---- Exercise data

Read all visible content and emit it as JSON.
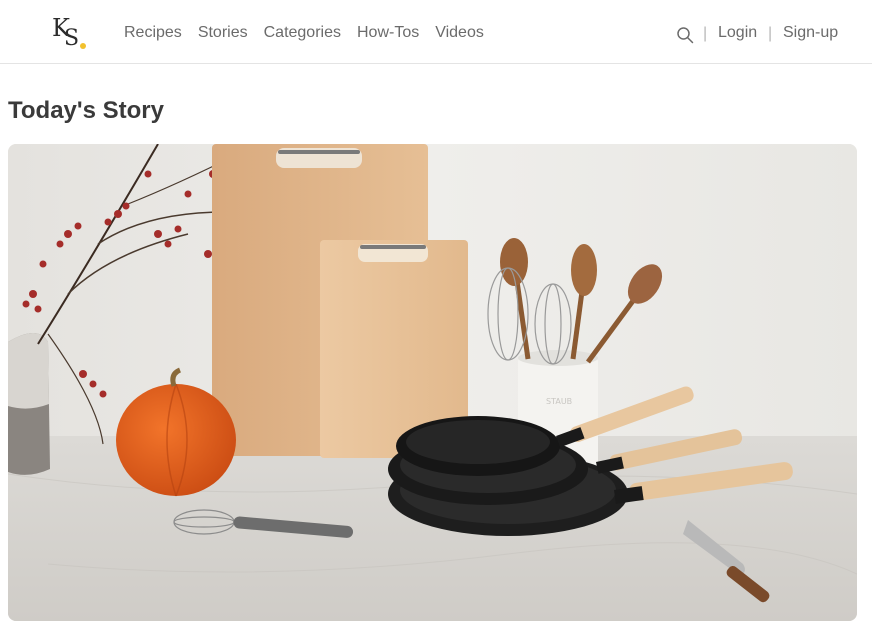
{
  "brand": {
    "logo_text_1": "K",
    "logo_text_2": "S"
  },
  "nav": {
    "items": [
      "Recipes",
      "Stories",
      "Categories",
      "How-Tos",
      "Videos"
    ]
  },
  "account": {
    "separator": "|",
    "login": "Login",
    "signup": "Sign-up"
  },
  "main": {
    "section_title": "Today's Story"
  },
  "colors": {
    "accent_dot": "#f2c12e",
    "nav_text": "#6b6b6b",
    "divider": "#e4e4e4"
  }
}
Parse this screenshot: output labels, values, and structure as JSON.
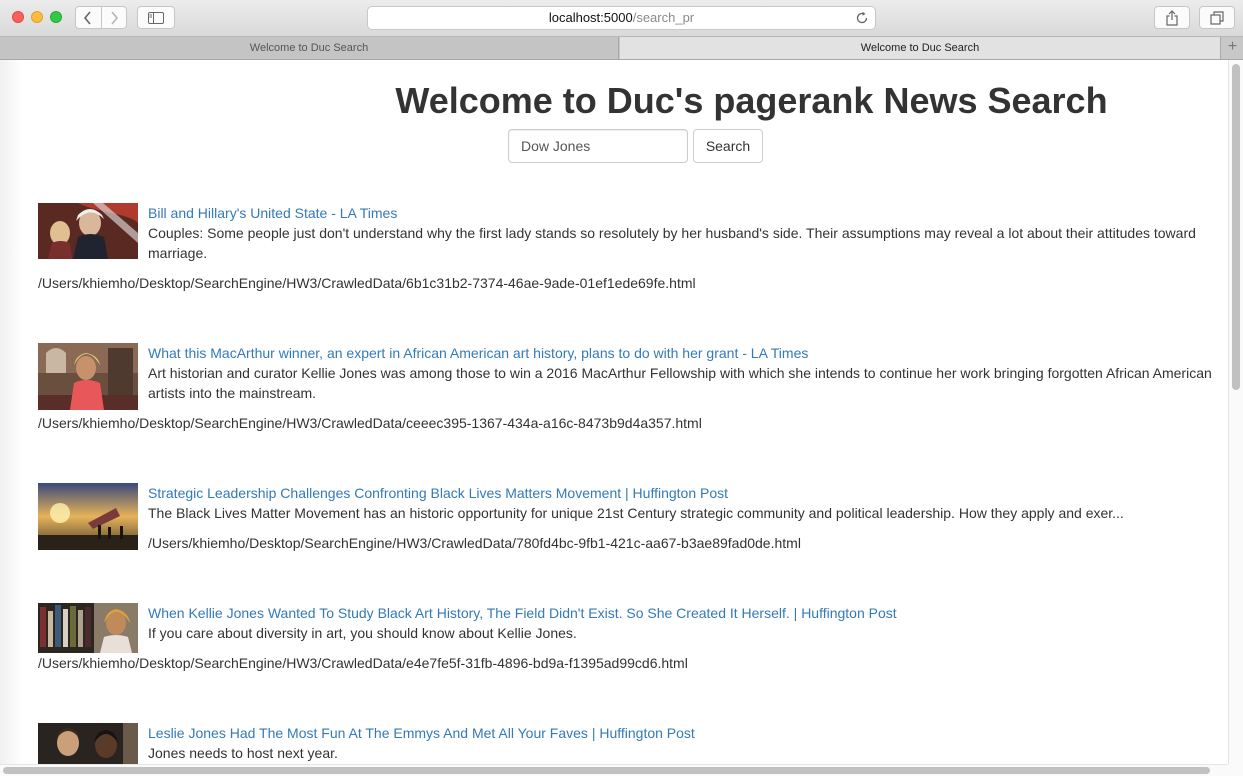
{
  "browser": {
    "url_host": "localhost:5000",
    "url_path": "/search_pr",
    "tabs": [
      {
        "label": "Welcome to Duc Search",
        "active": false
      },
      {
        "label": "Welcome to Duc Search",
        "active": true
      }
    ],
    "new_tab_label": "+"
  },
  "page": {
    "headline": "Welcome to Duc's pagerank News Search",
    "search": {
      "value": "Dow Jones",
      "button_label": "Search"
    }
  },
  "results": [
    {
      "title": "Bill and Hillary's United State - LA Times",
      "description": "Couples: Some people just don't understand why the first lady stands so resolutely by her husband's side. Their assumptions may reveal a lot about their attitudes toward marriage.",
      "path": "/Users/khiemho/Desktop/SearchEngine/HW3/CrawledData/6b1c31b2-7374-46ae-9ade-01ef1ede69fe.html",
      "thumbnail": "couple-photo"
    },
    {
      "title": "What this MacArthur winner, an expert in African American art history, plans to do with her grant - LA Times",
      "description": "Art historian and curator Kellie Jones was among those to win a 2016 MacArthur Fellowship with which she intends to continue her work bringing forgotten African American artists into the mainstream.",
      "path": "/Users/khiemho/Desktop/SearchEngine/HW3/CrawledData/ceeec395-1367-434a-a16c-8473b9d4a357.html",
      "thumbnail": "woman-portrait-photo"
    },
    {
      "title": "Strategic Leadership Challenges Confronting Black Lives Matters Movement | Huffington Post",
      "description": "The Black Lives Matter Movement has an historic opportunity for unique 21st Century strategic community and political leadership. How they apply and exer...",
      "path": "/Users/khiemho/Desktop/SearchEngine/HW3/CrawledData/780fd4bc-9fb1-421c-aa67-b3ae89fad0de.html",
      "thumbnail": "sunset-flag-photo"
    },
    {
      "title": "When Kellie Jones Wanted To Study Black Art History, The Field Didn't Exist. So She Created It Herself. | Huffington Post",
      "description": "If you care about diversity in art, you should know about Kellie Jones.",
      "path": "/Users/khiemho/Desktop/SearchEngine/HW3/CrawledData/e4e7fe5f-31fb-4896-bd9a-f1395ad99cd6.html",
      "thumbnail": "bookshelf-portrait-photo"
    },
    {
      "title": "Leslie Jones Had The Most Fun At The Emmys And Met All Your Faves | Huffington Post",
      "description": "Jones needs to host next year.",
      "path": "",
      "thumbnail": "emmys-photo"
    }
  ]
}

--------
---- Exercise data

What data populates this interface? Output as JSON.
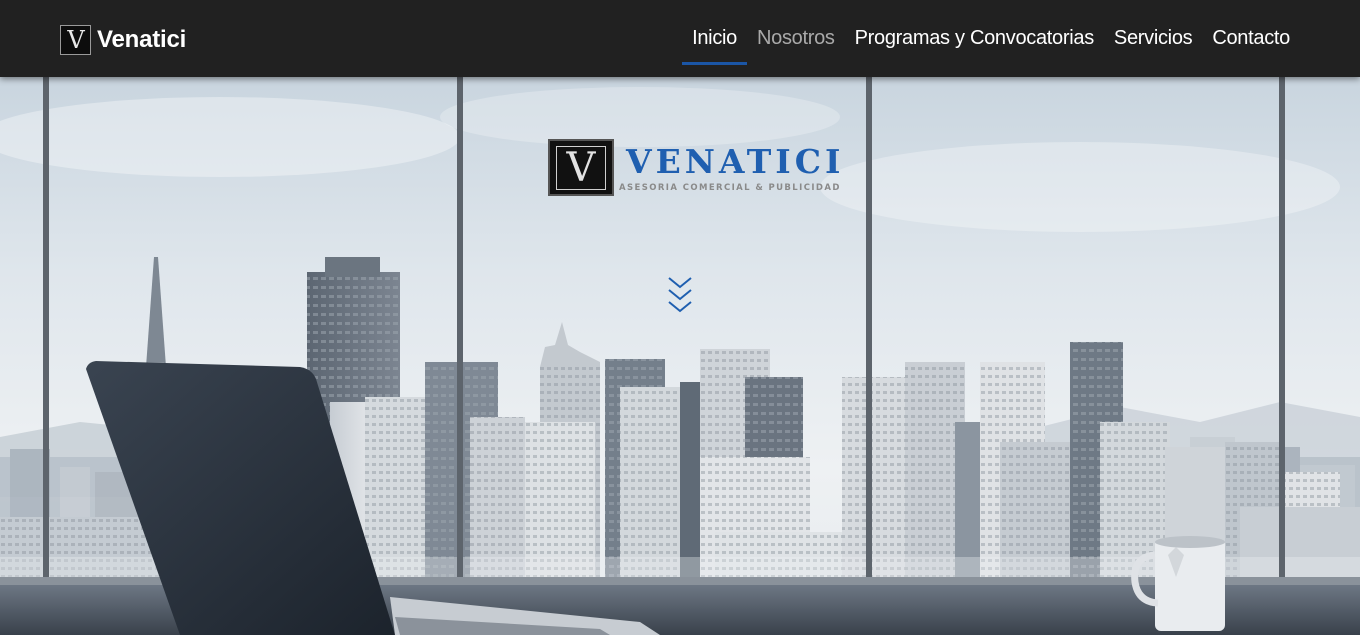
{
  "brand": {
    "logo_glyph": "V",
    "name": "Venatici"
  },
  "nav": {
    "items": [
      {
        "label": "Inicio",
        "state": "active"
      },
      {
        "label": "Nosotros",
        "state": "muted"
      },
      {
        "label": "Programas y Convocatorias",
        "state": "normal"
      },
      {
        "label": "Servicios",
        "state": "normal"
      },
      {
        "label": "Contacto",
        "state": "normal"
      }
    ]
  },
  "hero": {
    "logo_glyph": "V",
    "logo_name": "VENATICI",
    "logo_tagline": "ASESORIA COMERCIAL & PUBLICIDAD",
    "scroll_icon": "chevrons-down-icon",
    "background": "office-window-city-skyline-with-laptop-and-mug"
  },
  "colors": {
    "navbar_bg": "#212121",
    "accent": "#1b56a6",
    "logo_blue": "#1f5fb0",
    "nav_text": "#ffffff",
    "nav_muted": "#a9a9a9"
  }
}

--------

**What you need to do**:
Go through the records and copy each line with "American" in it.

**Output for this task**:
      "title": "What this MacArthur winner, an expert in African American art history, plans to do with her grant - LA Times",
      "description": "Art historian and curator Kellie Jones was among those to win a 2016 MacArthur Fellowship with which she intends to continue her work bringing forgotten African American artists into the mainstream.",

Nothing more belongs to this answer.